The page count for the hardback editions do not include glossary or appendix page counts. Jordan expanded this into the stand-alone novel New Spring that was published in January In the first book, The Eye of the World , was repackaged as two volumes with new illustrations for younger readers: From the Two Rivers , [13] including an extra chapter Ravens before the existing prologue, and To the Blight [14] with an expanded glossary.

These were released in eBook format as promotional tools for the then-upcoming release. Jordan co-authored the book with Teresa Patterson. Jordan ruled the book broadly canonical but stated that it was written from the perspective of an historian within The Wheel of Time universe and was prone to errors of bias and guesswork. The book is an encapsulating glossary of the entire series. Development[ edit ] Writing and conception[ edit ] In the early s Robert Jordan wrote several Conan the Barbarian novels for Tor Books, including a novelization of the movie Conan the Destroyer.

These proved successful and in he proposed an idea for an epic fantasy series of three books to Tom Doherty, the head of Tor Books. Jordan began writing the novel that became The Eye of the World.

The series was originally centered on an older man who discovered relatively late in life that he was the 'chosen one' who had to save the world.
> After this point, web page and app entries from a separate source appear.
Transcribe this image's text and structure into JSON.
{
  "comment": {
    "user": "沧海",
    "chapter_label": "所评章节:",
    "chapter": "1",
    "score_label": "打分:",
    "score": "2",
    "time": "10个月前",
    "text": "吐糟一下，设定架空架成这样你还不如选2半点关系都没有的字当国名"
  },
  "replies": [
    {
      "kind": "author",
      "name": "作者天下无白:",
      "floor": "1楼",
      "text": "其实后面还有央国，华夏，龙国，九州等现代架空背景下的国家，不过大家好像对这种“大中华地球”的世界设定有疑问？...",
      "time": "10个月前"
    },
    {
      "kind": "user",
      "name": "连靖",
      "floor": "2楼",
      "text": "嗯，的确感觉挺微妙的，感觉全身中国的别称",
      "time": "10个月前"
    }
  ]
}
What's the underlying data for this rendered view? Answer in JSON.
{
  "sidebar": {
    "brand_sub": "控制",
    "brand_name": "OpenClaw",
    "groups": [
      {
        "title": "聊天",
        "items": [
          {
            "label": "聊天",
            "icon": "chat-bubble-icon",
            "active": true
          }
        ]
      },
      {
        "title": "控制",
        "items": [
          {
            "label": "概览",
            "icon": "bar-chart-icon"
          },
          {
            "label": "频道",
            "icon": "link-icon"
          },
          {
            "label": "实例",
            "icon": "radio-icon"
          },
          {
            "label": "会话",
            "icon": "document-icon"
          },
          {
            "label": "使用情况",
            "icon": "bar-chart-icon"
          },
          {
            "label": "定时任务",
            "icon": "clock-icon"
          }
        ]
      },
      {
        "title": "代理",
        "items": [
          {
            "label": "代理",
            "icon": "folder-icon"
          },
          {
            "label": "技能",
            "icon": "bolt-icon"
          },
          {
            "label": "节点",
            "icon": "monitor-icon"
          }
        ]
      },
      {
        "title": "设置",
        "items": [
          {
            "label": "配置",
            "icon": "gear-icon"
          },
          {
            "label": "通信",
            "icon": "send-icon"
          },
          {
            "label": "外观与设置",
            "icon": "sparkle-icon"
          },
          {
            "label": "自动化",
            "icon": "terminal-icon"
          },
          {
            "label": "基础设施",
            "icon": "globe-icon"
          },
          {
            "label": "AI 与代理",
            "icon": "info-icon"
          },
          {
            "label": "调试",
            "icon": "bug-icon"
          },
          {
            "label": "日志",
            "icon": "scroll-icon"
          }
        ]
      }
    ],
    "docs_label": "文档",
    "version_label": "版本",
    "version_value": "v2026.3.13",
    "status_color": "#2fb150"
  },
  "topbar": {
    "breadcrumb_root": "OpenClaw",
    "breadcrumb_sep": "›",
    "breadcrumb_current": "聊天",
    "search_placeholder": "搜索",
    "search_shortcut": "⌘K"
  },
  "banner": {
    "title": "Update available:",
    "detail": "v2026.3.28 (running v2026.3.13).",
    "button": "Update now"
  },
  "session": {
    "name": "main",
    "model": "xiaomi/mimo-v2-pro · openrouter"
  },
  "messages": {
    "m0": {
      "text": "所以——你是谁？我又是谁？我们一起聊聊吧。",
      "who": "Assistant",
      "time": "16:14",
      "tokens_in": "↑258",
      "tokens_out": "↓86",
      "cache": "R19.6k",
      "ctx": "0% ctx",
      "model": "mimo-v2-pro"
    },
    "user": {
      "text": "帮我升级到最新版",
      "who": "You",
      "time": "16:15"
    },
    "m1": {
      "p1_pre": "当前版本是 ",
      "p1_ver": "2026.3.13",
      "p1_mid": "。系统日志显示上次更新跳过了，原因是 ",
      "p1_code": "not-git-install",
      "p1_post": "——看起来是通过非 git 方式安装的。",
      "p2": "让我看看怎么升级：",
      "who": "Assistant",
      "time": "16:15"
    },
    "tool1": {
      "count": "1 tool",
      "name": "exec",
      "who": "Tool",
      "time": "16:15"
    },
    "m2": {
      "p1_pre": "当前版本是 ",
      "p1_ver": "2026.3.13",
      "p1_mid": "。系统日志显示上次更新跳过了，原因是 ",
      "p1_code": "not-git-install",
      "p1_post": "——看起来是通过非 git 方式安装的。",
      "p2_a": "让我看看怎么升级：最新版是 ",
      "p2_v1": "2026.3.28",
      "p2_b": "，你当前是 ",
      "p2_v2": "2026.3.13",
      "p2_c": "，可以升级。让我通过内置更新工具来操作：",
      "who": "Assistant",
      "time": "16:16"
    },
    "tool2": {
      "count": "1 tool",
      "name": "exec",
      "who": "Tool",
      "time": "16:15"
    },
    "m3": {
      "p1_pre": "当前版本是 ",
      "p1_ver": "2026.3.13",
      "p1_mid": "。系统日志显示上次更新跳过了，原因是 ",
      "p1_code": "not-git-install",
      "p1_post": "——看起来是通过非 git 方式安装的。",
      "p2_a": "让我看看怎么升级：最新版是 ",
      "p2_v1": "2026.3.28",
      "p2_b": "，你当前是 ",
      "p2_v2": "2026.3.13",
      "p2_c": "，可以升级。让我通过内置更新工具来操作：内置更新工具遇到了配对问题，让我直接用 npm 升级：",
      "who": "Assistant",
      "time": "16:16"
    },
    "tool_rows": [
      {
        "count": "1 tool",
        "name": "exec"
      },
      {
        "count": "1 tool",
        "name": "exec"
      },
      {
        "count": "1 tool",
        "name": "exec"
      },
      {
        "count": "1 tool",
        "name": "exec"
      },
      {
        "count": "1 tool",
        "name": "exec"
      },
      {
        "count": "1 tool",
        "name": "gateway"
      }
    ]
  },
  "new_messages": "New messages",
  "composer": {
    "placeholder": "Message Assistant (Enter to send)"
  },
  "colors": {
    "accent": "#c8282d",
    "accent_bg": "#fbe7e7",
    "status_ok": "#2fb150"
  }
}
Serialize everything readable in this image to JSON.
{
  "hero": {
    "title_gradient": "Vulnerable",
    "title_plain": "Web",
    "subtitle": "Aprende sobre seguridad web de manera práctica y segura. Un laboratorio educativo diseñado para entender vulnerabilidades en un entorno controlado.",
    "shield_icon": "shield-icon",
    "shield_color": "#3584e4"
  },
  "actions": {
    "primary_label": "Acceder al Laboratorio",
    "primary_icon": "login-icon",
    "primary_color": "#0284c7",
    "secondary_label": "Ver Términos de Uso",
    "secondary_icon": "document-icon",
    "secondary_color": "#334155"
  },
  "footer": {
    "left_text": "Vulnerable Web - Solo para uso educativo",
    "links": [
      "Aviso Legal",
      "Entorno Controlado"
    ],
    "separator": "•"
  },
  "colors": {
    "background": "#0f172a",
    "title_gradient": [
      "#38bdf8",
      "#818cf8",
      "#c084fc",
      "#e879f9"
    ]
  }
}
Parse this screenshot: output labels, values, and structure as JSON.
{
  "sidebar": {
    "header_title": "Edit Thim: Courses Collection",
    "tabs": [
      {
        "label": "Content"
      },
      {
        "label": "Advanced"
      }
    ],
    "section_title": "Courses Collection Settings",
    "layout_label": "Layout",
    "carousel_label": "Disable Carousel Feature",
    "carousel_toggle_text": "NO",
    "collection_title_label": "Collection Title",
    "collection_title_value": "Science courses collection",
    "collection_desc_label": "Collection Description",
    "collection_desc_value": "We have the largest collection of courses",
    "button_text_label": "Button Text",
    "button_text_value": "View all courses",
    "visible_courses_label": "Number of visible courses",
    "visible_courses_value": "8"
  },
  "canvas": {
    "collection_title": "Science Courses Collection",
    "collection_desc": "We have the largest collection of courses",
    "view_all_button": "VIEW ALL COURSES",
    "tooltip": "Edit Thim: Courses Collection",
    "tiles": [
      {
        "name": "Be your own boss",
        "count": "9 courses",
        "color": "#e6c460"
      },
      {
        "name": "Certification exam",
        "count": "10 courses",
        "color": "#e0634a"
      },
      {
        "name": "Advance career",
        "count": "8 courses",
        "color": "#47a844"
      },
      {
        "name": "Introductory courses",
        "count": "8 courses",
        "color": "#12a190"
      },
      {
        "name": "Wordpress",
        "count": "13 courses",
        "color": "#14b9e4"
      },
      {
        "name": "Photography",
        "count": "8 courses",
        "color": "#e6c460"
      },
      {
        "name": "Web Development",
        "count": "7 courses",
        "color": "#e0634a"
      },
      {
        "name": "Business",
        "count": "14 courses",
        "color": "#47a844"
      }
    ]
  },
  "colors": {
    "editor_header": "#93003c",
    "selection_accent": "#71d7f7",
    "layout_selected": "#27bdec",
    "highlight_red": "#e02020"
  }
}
However, Jordan deliberately decided to move closer to the tone and style of J. Tolkien 's The Fellowship of the Ring and made the characters younger and less experienced.

Sales then doubled with the publication of the second novel just eight months later generating more interest in the first book. Fans objected when he took some time off to expand a short story into a prequel novel called New Spring, so he decided to shelve his plans for additional prequels in favor of finishing off the last two volumes in the series.

He rejected criticisms of the later volumes of the series slowing down in pace in order to concentrate on minor secondary characters at the expense of the main characters from the opening volumes, but acknowledged that his structure for the tenth volume, Crossroads of Twilight where he showed a major scene from the prior book, Winter's Heart , from the perspective of the main characters that were not involved in the scene , had not worked out as he had planned.

According to Forbes , Jordan had intended for it to be the final book "even if it reaches 2, pages. The final book of the series uses Jordan's original title, A Memory of Light. The book was published on January 8, It was just too slow-moving with too many senseless encounters. Other Books by James Rigney Rigney was quite a fast writer, allegedly writing his first unpublished novel in 13 days, and in the early s he wrote several Conan novels and a novelization of the film Conan The Destroyer.

While the boys of Emond's Field are running for their lives, and Nynaeve is pursuing them to try to protect them, Egwene says she's tagging along because she wants adventure. So you can just go ahead and pretend you didn't read any of this. I don't strictly care about the hero's journey at its core, but the weight -- the epicness -- of it all How rewarding will it all be?

Oh come on, smile a little , will you? The seals of Shayol Ghul are weak now, and the Dark One reaches out.